# Your goal:
The records below are to be duplicated character for character.

-*-

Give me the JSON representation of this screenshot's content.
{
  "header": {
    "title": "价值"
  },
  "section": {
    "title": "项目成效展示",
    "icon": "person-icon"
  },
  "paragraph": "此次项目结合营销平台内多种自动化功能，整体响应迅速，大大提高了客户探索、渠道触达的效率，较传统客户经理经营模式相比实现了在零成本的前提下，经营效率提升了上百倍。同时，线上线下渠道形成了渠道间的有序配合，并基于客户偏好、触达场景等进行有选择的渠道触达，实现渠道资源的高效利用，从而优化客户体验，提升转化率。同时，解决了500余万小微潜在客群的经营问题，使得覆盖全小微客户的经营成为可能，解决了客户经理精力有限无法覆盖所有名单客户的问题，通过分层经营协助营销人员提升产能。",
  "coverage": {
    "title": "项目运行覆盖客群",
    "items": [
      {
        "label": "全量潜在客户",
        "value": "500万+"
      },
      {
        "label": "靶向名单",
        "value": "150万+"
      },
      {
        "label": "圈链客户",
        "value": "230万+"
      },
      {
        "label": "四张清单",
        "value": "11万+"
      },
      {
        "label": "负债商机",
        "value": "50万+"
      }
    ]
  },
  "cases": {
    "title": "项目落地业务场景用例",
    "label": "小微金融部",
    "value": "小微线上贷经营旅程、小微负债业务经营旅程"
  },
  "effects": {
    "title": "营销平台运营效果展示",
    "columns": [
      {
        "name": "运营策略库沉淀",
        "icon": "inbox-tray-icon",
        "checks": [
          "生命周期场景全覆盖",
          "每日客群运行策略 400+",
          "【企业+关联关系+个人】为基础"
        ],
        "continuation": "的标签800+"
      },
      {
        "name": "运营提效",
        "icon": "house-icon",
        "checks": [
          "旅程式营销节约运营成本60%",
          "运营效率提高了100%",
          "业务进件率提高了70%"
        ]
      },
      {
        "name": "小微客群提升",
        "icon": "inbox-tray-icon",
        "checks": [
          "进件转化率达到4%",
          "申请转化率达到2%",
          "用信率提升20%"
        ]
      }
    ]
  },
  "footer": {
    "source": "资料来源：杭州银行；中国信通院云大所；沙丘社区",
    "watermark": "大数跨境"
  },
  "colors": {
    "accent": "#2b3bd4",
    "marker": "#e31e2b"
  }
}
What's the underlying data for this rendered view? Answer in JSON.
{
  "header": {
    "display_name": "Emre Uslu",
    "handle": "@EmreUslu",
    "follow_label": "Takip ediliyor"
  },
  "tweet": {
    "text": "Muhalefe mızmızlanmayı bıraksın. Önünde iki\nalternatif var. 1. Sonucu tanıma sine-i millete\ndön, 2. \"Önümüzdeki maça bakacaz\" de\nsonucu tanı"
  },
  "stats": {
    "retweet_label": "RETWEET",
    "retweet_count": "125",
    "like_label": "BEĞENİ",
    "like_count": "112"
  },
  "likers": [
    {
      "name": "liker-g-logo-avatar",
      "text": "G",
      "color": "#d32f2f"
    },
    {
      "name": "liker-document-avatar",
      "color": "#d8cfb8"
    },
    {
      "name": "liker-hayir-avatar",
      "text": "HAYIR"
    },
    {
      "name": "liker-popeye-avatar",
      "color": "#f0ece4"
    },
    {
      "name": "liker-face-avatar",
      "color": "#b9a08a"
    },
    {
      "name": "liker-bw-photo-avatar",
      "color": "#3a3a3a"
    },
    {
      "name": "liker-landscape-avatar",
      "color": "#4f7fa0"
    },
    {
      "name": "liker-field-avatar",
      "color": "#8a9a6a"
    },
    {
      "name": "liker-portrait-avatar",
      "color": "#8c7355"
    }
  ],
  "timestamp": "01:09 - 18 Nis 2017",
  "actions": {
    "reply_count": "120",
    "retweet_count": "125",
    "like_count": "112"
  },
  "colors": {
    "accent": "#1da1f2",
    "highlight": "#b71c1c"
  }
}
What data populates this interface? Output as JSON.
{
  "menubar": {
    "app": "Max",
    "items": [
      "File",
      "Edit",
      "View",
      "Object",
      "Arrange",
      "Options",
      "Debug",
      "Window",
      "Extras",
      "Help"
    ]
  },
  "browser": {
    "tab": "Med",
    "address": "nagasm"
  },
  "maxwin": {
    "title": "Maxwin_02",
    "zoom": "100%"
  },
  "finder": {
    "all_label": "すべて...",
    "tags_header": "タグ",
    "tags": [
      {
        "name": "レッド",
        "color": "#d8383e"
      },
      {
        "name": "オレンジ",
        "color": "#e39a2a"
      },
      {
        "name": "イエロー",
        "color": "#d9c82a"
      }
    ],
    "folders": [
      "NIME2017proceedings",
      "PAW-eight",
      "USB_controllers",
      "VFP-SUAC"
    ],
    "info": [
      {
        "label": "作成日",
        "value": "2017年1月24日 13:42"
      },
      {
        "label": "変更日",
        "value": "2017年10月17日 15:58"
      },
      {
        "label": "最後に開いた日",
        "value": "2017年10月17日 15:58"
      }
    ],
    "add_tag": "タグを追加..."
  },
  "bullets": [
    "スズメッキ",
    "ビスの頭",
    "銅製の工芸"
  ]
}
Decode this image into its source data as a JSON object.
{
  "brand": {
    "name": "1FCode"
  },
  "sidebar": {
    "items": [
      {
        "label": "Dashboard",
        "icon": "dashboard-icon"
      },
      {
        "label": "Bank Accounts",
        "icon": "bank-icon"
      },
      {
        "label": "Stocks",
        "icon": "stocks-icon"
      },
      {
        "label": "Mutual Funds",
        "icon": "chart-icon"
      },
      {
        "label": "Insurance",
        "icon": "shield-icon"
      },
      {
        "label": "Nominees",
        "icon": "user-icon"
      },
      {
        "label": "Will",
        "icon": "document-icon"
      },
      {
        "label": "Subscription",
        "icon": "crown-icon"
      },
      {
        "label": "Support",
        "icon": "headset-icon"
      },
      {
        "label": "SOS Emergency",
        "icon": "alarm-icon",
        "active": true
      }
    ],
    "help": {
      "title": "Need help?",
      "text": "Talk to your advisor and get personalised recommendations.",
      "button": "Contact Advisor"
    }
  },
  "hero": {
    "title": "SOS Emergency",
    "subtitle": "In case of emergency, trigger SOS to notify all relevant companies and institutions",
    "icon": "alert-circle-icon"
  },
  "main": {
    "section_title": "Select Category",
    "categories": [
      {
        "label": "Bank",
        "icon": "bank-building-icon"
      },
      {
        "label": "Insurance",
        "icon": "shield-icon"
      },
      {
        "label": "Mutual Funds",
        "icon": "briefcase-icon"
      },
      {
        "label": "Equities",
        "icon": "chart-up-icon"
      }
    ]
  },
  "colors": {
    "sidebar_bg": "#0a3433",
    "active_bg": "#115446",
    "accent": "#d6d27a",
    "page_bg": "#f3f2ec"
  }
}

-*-

# Solution to this problem:
Give me the JSON representation of this screenshot's content.
{
  "header": {
    "title": "价值"
  },
  "section": {
    "title": "项目成效展示",
    "icon": "person-icon"
  },
  "paragraph": "此次项目结合营销平台内多种自动化功能，整体响应迅速，大大提高了客户探索、渠道触达的效率，较传统客户经理经营模式相比实现了在零成本的前提下，经营效率提升了上百倍。同时，线上线下渠道形成了渠道间的有序配合，并基于客户偏好、触达场景等进行有选择的渠道触达，实现渠道资源的高效利用，从而优化客户体验，提升转化率。同时，解决了500余万小微潜在客群的经营问题，使得覆盖全小微客户的经营成为可能，解决了客户经理精力有限无法覆盖所有名单客户的问题，通过分层经营协助营销人员提升产能。",
  "coverage": {
    "title": "项目运行覆盖客群",
    "items": [
      {
        "label": "全量潜在客户",
        "value": "500万+"
      },
      {
        "label": "靶向名单",
        "value": "150万+"
      },
      {
        "label": "圈链客户",
        "value": "230万+"
      },
      {
        "label": "四张清单",
        "value": "11万+"
      },
      {
        "label": "负债商机",
        "value": "50万+"
      }
    ]
  },
  "cases": {
    "title": "项目落地业务场景用例",
    "label": "小微金融部",
    "value": "小微线上贷经营旅程、小微负债业务经营旅程"
  },
  "effects": {
    "title": "营销平台运营效果展示",
    "columns": [
      {
        "name": "运营策略库沉淀",
        "icon": "inbox-tray-icon",
        "checks": [
          "生命周期场景全覆盖",
          "每日客群运行策略 400+",
          "【企业+关联关系+个人】为基础"
        ],
        "continuation": "的标签800+"
      },
      {
        "name": "运营提效",
        "icon": "house-icon",
        "checks": [
          "旅程式营销节约运营成本60%",
          "运营效率提高了100%",
          "业务进件率提高了70%"
        ]
      },
      {
        "name": "小微客群提升",
        "icon": "inbox-tray-icon",
        "checks": [
          "进件转化率达到4%",
          "申请转化率达到2%",
          "用信率提升20%"
        ]
      }
    ]
  },
  "footer": {
    "source": "资料来源：杭州银行；中国信通院云大所；沙丘社区",
    "watermark": "大数跨境"
  },
  "colors": {
    "accent": "#2b3bd4",
    "marker": "#e31e2b"
  }
}
What's the underlying data for this rendered view? Answer in JSON.
{
  "header": {
    "display_name": "Emre Uslu",
    "handle": "@EmreUslu",
    "follow_label": "Takip ediliyor"
  },
  "tweet": {
    "text": "Muhalefe mızmızlanmayı bıraksın. Önünde iki\nalternatif var. 1. Sonucu tanıma sine-i millete\ndön, 2. \"Önümüzdeki maça bakacaz\" de\nsonucu tanı"
  },
  "stats": {
    "retweet_label": "RETWEET",
    "retweet_count": "125",
    "like_label": "BEĞENİ",
    "like_count": "112"
  },
  "likers": [
    {
      "name": "liker-g-logo-avatar",
      "text": "G",
      "color": "#d32f2f"
    },
    {
      "name": "liker-document-avatar",
      "color": "#d8cfb8"
    },
    {
      "name": "liker-hayir-avatar",
      "text": "HAYIR"
    },
    {
      "name": "liker-popeye-avatar",
      "color": "#f0ece4"
    },
    {
      "name": "liker-face-avatar",
      "color": "#b9a08a"
    },
    {
      "name": "liker-bw-photo-avatar",
      "color": "#3a3a3a"
    },
    {
      "name": "liker-landscape-avatar",
      "color": "#4f7fa0"
    },
    {
      "name": "liker-field-avatar",
      "color": "#8a9a6a"
    },
    {
      "name": "liker-portrait-avatar",
      "color": "#8c7355"
    }
  ],
  "timestamp": "01:09 - 18 Nis 2017",
  "actions": {
    "reply_count": "120",
    "retweet_count": "125",
    "like_count": "112"
  },
  "colors": {
    "accent": "#1da1f2",
    "highlight": "#b71c1c"
  }
}
What data populates this interface? Output as JSON.
{
  "menubar": {
    "app": "Max",
    "items": [
      "File",
      "Edit",
      "View",
      "Object",
      "Arrange",
      "Options",
      "Debug",
      "Window",
      "Extras",
      "Help"
    ]
  },
  "browser": {
    "tab": "Med",
    "address": "nagasm"
  },
  "maxwin": {
    "title": "Maxwin_02",
    "zoom": "100%"
  },
  "finder": {
    "all_label": "すべて...",
    "tags_header": "タグ",
    "tags": [
      {
        "name": "レッド",
        "color": "#d8383e"
      },
      {
        "name": "オレンジ",
        "color": "#e39a2a"
      },
      {
        "name": "イエロー",
        "color": "#d9c82a"
      }
    ],
    "folders": [
      "NIME2017proceedings",
      "PAW-eight",
      "USB_controllers",
      "VFP-SUAC"
    ],
    "info": [
      {
        "label": "作成日",
        "value": "2017年1月24日 13:42"
      },
      {
        "label": "変更日",
        "value": "2017年10月17日 15:58"
      },
      {
        "label": "最後に開いた日",
        "value": "2017年10月17日 15:58"
      }
    ],
    "add_tag": "タグを追加..."
  },
  "bullets": [
    "スズメッキ",
    "ビスの頭",
    "銅製の工芸"
  ]
}
Decode this image into its source data as a JSON object.
{
  "brand": {
    "name": "1FCode"
  },
  "sidebar": {
    "items": [
      {
        "label": "Dashboard",
        "icon": "dashboard-icon"
      },
      {
        "label": "Bank Accounts",
        "icon": "bank-icon"
      },
      {
        "label": "Stocks",
        "icon": "stocks-icon"
      },
      {
        "label": "Mutual Funds",
        "icon": "chart-icon"
      },
      {
        "label": "Insurance",
        "icon": "shield-icon"
      },
      {
        "label": "Nominees",
        "icon": "user-icon"
      },
      {
        "label": "Will",
        "icon": "document-icon"
      },
      {
        "label": "Subscription",
        "icon": "crown-icon"
      },
      {
        "label": "Support",
        "icon": "headset-icon"
      },
      {
        "label": "SOS Emergency",
        "icon": "alarm-icon",
        "active": true
      }
    ],
    "help": {
      "title": "Need help?",
      "text": "Talk to your advisor and get personalised recommendations.",
      "button": "Contact Advisor"
    }
  },
  "hero": {
    "title": "SOS Emergency",
    "subtitle": "In case of emergency, trigger SOS to notify all relevant companies and institutions",
    "icon": "alert-circle-icon"
  },
  "main": {
    "section_title": "Select Category",
    "categories": [
      {
        "label": "Bank",
        "icon": "bank-building-icon"
      },
      {
        "label": "Insurance",
        "icon": "shield-icon"
      },
      {
        "label": "Mutual Funds",
        "icon": "briefcase-icon"
      },
      {
        "label": "Equities",
        "icon": "chart-up-icon"
      }
    ]
  },
  "colors": {
    "sidebar_bg": "#0a3433",
    "active_bg": "#115446",
    "accent": "#d6d27a",
    "page_bg": "#f3f2ec"
  }
}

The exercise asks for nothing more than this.